From the annual scientific session of the American College of Cardiology in Orlando
Statins are the new aspirin.
Several years ago, aspirin gained the reputation of a wonder drug for its very beneficial cardiovascular-protective effects and cheap cost. It’s time to add statins to this list (unless they’re already there).
Reports at this year’s ACC meeting only helped burnish the already glowing reputation of statins.
I blogged a few days ago about the double scored by rosuvastatin in new results from the JUPITER trial. The dramatic mortality and cardiovascular-event benefit seen in the study with 20 mg/day rosuvastatin (Crestor) treatment was confirmed to be in part a C-reactive protein effect, nailing down the suggestion to use a statin in people with “normal” lipid levels but high CRP.

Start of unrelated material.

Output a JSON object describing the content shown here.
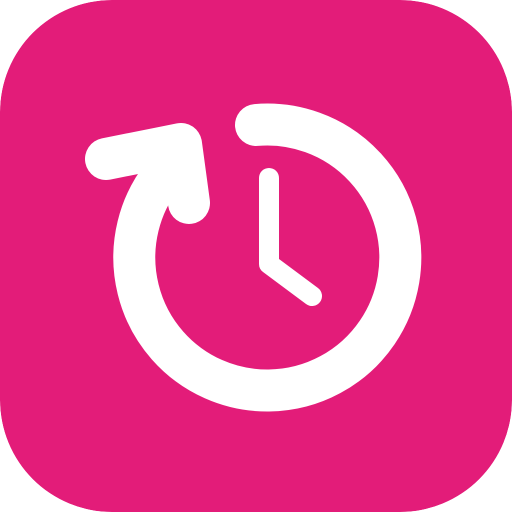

It was the second observation that many cardiologist found even more intriguing: proof that the same statin regimen also stopped many episodes of pulmonary embolism or deep vein thrombosis with no bleeding risk. While the exact role of statins as antithrombotic drugs still needs clarifying, the finding hinted at a new, unexpected, and apparently very safe way to stop unwanted blood clots from forming.
But there’s more. Results from a pair of Italian studies showed that:
1) Administering a bolus, oral dose of 80 mg atorvastatin (Lipitor) to patients not already on a statin during the day before an elective percutaneous coronary intervention (PCI) cut their myocardial infarction rate while in the hospital by about a third. The finding prompted U.S. cardiologist Dr. Chrisopher Cannon to declare that standard practice should now be to start an intensive statin regimen as soon as patients are hospitalized for acute coronary syndrome or coronary catherization.
“We believe a statin load is part of the first-line treatment for patients with acute coronary syndrome,” Prof. Di Sciascio said. A bolus dose of a statin “should probably be given to myocardial infarction patients the same way as aspirin–at the first medical contact,” before patients even get to the hospital.
—Mitchel Zoler @mitchelzoler